Towards the end of October last year, I wrote a column for USA Today on bag skates. Please note that we’re basically at the same part of the schedule.

This is the time of the year is where we start to see a lull – everybody comes out of the gates like gangbusters to start the year. You’re jockeying for position on the depth chart, you want to get off to a good start, and you don’t want your team to dig a big hole.


But as stats and standings start to take shape, you come to find out you just can’t keep up that pace. You’ve been playing your hardest, accumulating bruises and accruing travel miles for awhile, which means that some days it’s all-too-easy to not mentally prepare like you did early in the season.

Your coach sees this in your effort or focus, and bam, it’s punishment time.

So, the bag skate: does it actually do anything?

….I really have no idea. How helpful was that?! (Read Tarik El-Bashir and Katie Carrera of the Washington Post if you want to read more about that idea.)

But, there are two reason they’re always going to be a thing that happens, and why this debate will repeatedly resurface around this time of year:

1) The timing. Late in the season, you can’t bag skate the boys, even if their focus and effort are off. You’re moving closer to playoffs. There are more injured guys, so the healthy guys are playing more minutes. You need your healthy bodies to not get run down.

2) You need the team to know that if need be, you will discipline, and that you are in charge. You need to set the tone early in the season that you notice when they slack off even a little bit, so hey – “everybody on the line.”

That’s the “open those lungs up” pose.

You can’t just sit back as a coach and get run over, let your team take nights off and hope to get ‘em next time, so at least a bag skate is taking action.

For the guys in the room, it doesn’t seem to have much effect one way or the other. It always feels good to have put in the work once practice is over, and it’s just one more thing you’ve been through as a team. No individual holds grudges, since you all went through it.

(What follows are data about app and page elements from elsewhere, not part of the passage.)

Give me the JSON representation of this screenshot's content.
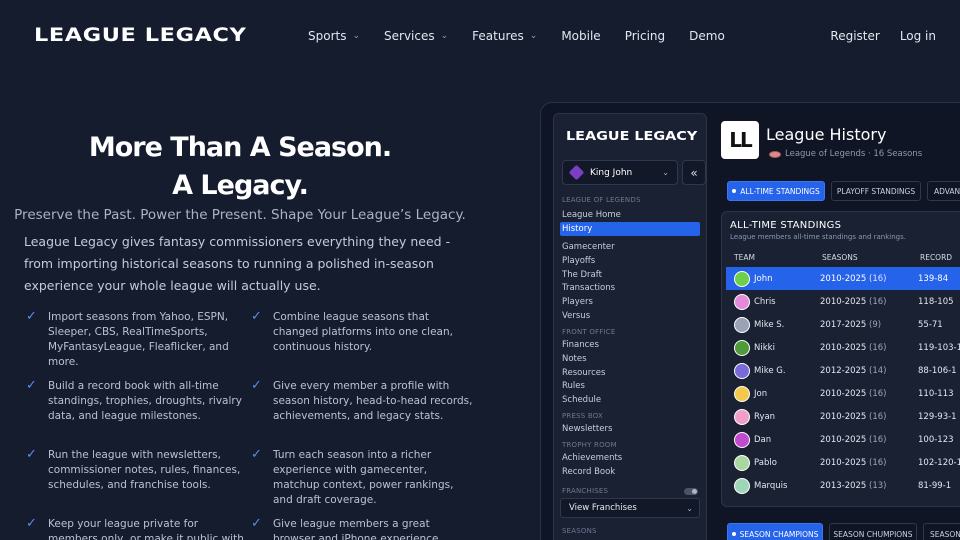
{
  "brand": {
    "name": "LEAGUE LEGACY"
  },
  "nav": {
    "items": [
      {
        "label": "Sports",
        "dropdown": true
      },
      {
        "label": "Services",
        "dropdown": true
      },
      {
        "label": "Features",
        "dropdown": true
      },
      {
        "label": "Mobile",
        "dropdown": false
      },
      {
        "label": "Pricing",
        "dropdown": false
      },
      {
        "label": "Demo",
        "dropdown": false
      }
    ],
    "register": "Register",
    "login": "Log in"
  },
  "hero": {
    "title_line1": "More Than A Season.",
    "title_line2": "A Legacy.",
    "tagline": "Preserve the Past. Power the Present. Shape Your League’s Legacy.",
    "intro": "League Legacy gives fantasy commissioners everything they need - from importing historical seasons to running a polished in-season experience your whole league will actually use."
  },
  "features": [
    "Import seasons from Yahoo, ESPN, Sleeper, CBS, RealTimeSports, MyFantasyLeague, Fleaflicker, and more.",
    "Combine league seasons that changed platforms into one clean, continuous history.",
    "Build a record book with all-time standings, trophies, droughts, rivalry data, and league milestones.",
    "Give every member a profile with season history, head-to-head records, achievements, and legacy stats.",
    "Run the league with newsletters, commissioner notes, rules, finances, schedules, and franchise tools.",
    "Turn each season into a richer experience with gamecenter, matchup context, power rankings, and draft coverage.",
    "Keep your league private for members only, or make it public with",
    "Give league members a great browser and iPhone experience"
  ],
  "app": {
    "logo": "LEAGUE LEGACY",
    "user": "King John",
    "collapse_icon": "«",
    "sections": {
      "league": "LEAGUE OF LEGENDS",
      "front_office": "FRONT OFFICE",
      "press_box": "PRESS BOX",
      "trophy_room": "TROPHY ROOM",
      "franchises": "FRANCHISES",
      "seasons": "SEASONS"
    },
    "league_items": [
      "League Home",
      "History",
      "Gamecenter",
      "Playoffs",
      "The Draft",
      "Transactions",
      "Players",
      "Versus"
    ],
    "front_office_items": [
      "Finances",
      "Notes",
      "Resources",
      "Rules",
      "Schedule"
    ],
    "press_box_items": [
      "Newsletters"
    ],
    "trophy_room_items": [
      "Achievements",
      "Record Book"
    ],
    "franchise_select": "View Franchises",
    "page": {
      "icon_text": "LL",
      "title": "League History",
      "subtitle": "League of Legends · 16 Seasons"
    },
    "tabs": [
      "ALL-TIME STANDINGS",
      "PLAYOFF STANDINGS",
      "ADVAN"
    ],
    "standings": {
      "title": "ALL-TIME STANDINGS",
      "subtitle": "League members all-time standings and rankings.",
      "headers": {
        "team": "TEAM",
        "seasons": "SEASONS",
        "record": "RECORD"
      },
      "rows": [
        {
          "team": "John",
          "seasons": "2010-2025",
          "count": "(16)",
          "record": "139-84",
          "color": "#6fcf4a"
        },
        {
          "team": "Chris",
          "seasons": "2010-2025",
          "count": "(16)",
          "record": "118-105",
          "color": "#e58ad8"
        },
        {
          "team": "Mike S.",
          "seasons": "2017-2025",
          "count": "(9)",
          "record": "55-71",
          "color": "#9aa3b5"
        },
        {
          "team": "Nikki",
          "seasons": "2010-2025",
          "count": "(16)",
          "record": "119-103-1",
          "color": "#4f9a3a"
        },
        {
          "team": "Mike G.",
          "seasons": "2012-2025",
          "count": "(14)",
          "record": "88-106-1",
          "color": "#7a6ad8"
        },
        {
          "team": "Jon",
          "seasons": "2010-2025",
          "count": "(16)",
          "record": "110-113",
          "color": "#f2c94c"
        },
        {
          "team": "Ryan",
          "seasons": "2010-2025",
          "count": "(16)",
          "record": "129-93-1",
          "color": "#f0a0c8"
        },
        {
          "team": "Dan",
          "seasons": "2010-2025",
          "count": "(16)",
          "record": "100-123",
          "color": "#c04ad0"
        },
        {
          "team": "Pablo",
          "seasons": "2010-2025",
          "count": "(16)",
          "record": "102-120-1",
          "color": "#a8d8a0"
        },
        {
          "team": "Marquis",
          "seasons": "2013-2025",
          "count": "(13)",
          "record": "81-99-1",
          "color": "#9fd6b8"
        }
      ]
    },
    "bottom_tabs": [
      "SEASON CHAMPIONS",
      "SEASON CHUMPIONS",
      "SEASON"
    ]
  }
}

Guys might be bitter at the time, but there’s just no way out of it. You pull up your bootstraps, listen to the man in charge, and get that extra cardio in.

Then again, there is the possibility I’m wrong, and they have a raging negative effect - if you read the previous article I wrote on bag skating, note one thing: the two coaches who were putting their team through the paces at this time last year? Todd Richards of the Minnesota Wild, and Ken Hitchcock of the Columbus Blue Jackets.

Maybe Boudreau should’ve given them the day off instead.